=== LISTED ENTRIES ===

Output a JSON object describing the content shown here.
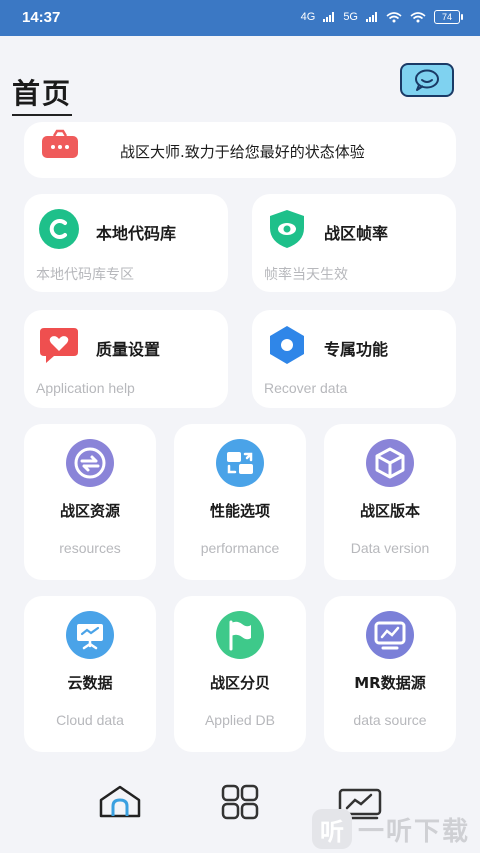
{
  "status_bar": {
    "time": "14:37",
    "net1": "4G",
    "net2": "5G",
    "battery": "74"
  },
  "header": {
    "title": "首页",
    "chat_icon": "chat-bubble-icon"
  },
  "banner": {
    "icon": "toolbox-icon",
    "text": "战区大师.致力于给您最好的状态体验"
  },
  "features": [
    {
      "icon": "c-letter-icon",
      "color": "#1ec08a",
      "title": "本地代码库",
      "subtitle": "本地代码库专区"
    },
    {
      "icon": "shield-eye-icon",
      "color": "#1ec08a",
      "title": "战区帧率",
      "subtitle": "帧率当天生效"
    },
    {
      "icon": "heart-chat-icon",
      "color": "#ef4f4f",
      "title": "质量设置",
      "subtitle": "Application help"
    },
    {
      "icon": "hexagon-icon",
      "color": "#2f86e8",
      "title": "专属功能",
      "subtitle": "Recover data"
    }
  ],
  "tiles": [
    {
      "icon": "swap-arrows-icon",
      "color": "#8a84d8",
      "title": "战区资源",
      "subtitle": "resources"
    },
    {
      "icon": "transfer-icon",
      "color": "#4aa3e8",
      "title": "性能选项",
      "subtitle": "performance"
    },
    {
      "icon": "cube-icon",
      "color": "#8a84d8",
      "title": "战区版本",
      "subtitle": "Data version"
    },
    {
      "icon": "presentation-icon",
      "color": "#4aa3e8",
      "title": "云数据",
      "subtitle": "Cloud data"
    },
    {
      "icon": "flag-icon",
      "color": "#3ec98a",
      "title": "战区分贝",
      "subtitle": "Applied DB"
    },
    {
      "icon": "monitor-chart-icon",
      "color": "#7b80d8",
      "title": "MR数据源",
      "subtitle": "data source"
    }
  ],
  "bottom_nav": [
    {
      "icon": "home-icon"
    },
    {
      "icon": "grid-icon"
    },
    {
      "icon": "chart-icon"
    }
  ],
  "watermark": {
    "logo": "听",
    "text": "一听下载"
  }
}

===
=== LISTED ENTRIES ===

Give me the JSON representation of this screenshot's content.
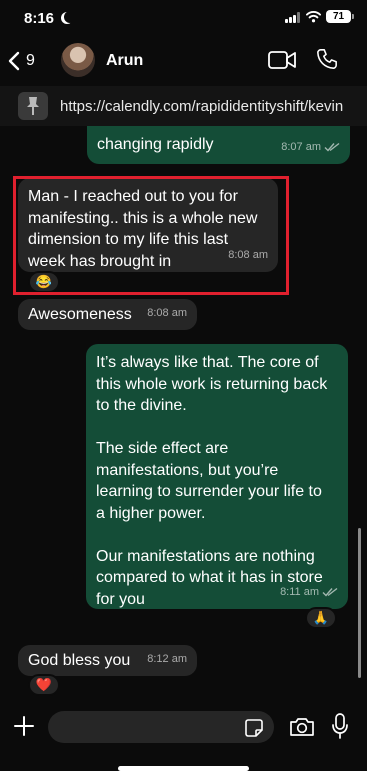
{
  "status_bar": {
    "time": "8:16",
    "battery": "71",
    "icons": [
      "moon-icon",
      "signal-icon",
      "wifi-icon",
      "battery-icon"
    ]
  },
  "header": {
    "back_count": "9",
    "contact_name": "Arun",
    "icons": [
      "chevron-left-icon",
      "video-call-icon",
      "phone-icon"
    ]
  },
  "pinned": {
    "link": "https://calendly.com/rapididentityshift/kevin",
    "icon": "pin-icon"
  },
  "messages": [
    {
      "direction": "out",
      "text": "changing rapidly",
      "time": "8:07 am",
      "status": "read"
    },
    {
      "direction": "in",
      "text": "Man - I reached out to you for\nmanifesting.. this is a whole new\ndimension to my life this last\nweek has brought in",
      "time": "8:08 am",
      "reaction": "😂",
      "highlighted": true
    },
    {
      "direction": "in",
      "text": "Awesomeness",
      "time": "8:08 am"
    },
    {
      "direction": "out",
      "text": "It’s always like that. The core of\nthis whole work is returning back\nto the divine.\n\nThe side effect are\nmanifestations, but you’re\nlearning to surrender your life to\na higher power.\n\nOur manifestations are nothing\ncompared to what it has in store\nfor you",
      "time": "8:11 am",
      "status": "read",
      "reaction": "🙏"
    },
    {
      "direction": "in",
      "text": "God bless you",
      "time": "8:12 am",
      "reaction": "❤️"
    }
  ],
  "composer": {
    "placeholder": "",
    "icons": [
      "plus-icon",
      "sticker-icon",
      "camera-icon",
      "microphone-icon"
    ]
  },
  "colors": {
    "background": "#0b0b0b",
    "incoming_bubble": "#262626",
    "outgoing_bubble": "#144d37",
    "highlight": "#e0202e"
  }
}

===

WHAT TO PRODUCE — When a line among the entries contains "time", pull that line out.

PROBLEM SOLUTION —
    "time": "14:37",
    "time": "8:16",
      "time": "8:07 am",
      "time": "8:08 am",
      "time": "8:08 am"
      "time": "8:11 am",
      "time": "8:12 am",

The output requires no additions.